Pregnancy is considered one of the world’s most magical experiences. Some even say that women who have been through pregnancy and delivery are the toughest people out there! As magical as the experience may sound, it’s definitely no laughing matter when pregnant women are considered a high-risk group to develop haemorrhoids or piles. We’re spilling the beans on how it all goes down.
How it occurs?
A growing fetus in the uterus exerts substantial amounts of pressure on the pelvis. Due to the nature of pregnancy, the continuous growth of the fetus and its surrounding tissue results in exponential amounts of pressure over time. Therefore, most haemorrhoid cases typically develop in the third trimester. This pressure contributes to the congestion of the venous blood vessels in the anal cushion.
In addition, the hormones related to pregnancy also play a significant role. Elevated pregnancy hormones such as estrogen and progesterone slow down the transit of food in the intestines. This predisposes pregnant women to constipation and straining, which lead to the development of haemorrhoids. These hormones also affect the walls of the veins, rendering it prone to swelling. During pregnancy, pregnant women also experience an increase in blood volume, further increasing the congestion of blood vessels in the anal cushion.
There are a few ways to prevent the development of haemorrhoids in pregnant women. One of them is to increase the intake of dietary fibre and fluids. Fruits such as pears, berries, avocado, bananas and papayas are a great source of dietary fibre, while adequate fluid intake ensures good stool consistency which facilitates the defecation process. Be sure to not hold in your faeces when the urge is present. Pregnant women are also advised not to sit or stand for too long. It is recommended that you take a few paces from time-to-time to encourage blood circulation.
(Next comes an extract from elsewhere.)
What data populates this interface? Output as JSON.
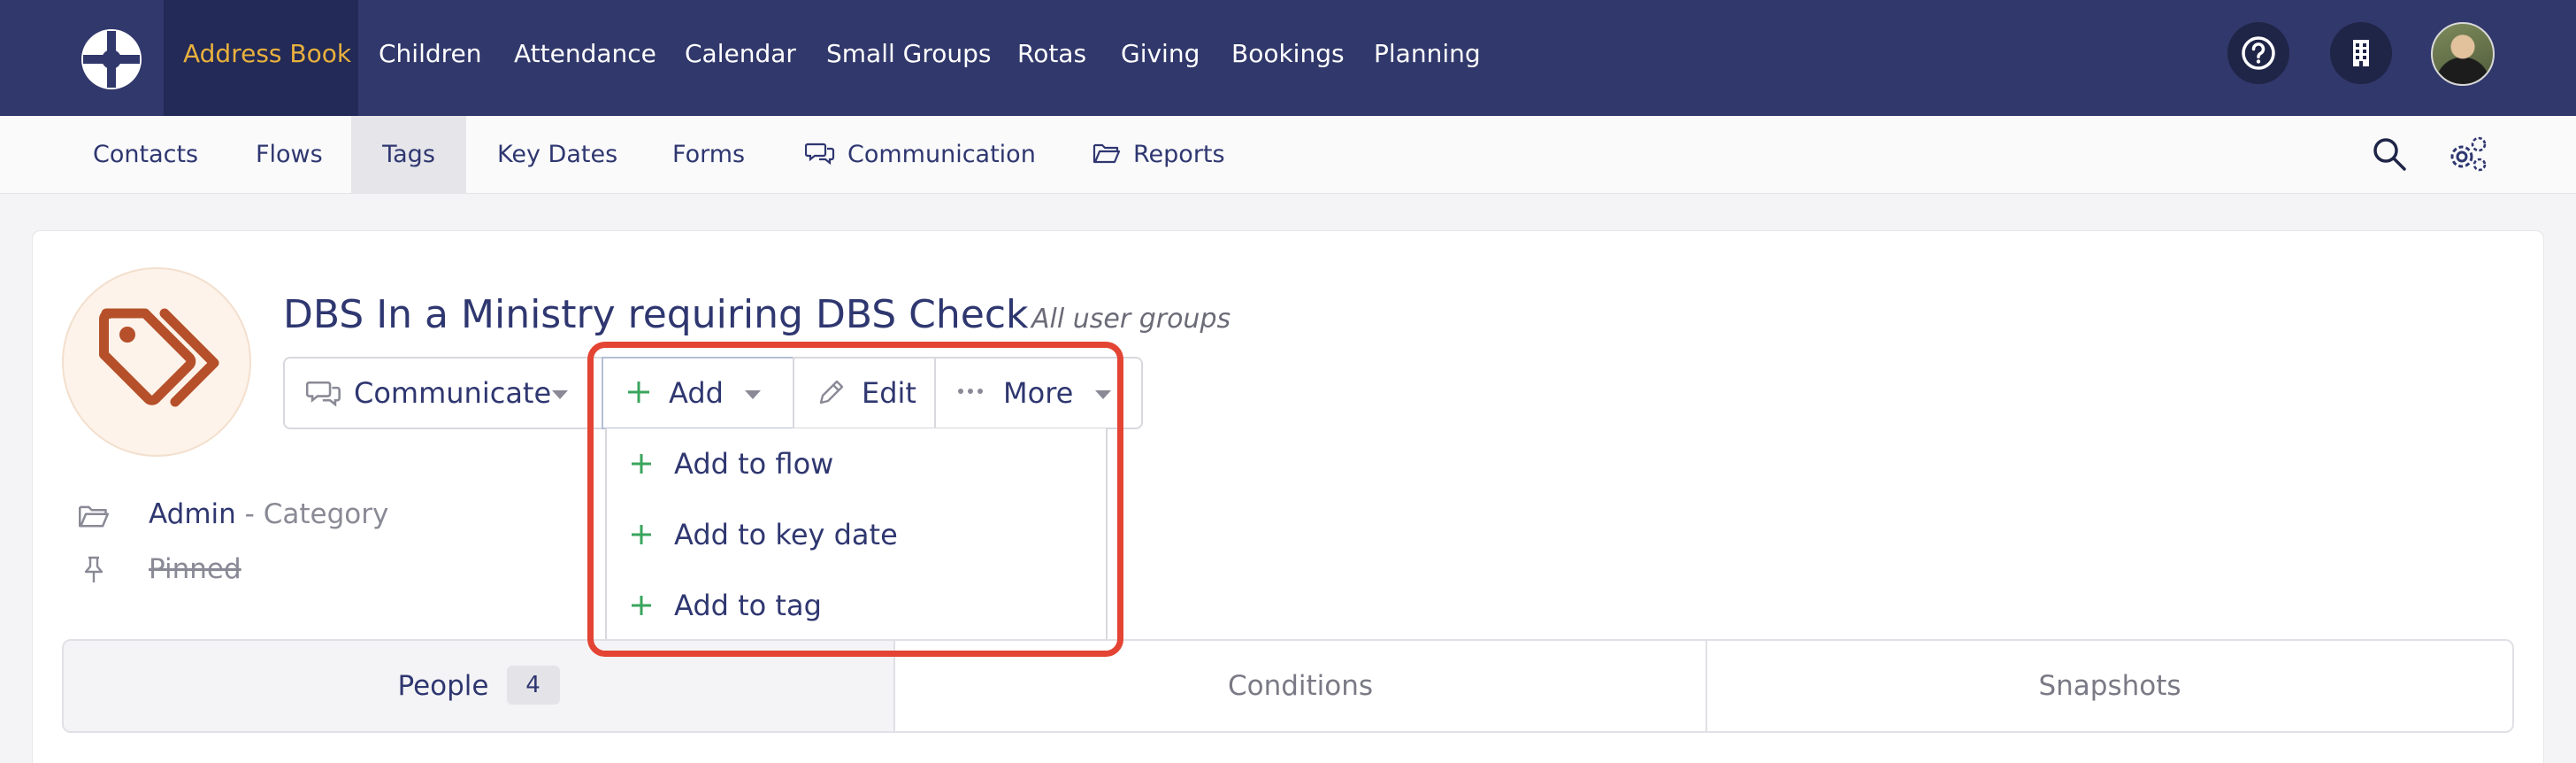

The good news about pregnancy-induced haemorrhoids is that the problem is bound to go away after the course of pregnancy. The reduction in circulating blood volume, intra-abdominal pressure and pregnancy hormones following the delivery of the fetus will help alleviate the problem. This post-pregnancy state gradually lowers the initial risk to that of a regular person.
Other health risks of pregnancy
Aside from haemorrhoids, pregnant women are also at risk of chronic venous insufficiency (CVI). CVI occurs when there is an anomaly in the venous blood flow. This can occur either due to incompetent valves in the vein (leading to reflux of blood flow), obstruction of venous blood flow, or a combination of both. Insufficient blood flow in the veins causes a reduction of blood flow to the heart. Local symptoms include telangiectasias, oedema, active ulcers and changes to the skin. Just like haemorrhoids, CVI can worsen during pregnancy and will improve after delivery.
In general, the treatment for both of these conditions can be divided into three categories – lifestyle interventions, medications (pharmacological treatment) and procedures (may or may not involve surgery). Treatment, for both haemorrhoids and CVI, involves the use of the medication Daflon 500mg, which provides quick absorption from the micronisation of its active particles. According to research carried out by the All India Institute of Medical Sciences’ Department of Obstetrics and Gynaecology, Daflon 500mg is in fact highly effective and safe for short-term treatment of haemorrhoids in pregnant women – restoring some of that magic in pregnancy once and for all.
Hello Health Group does not provide consultation or treatment.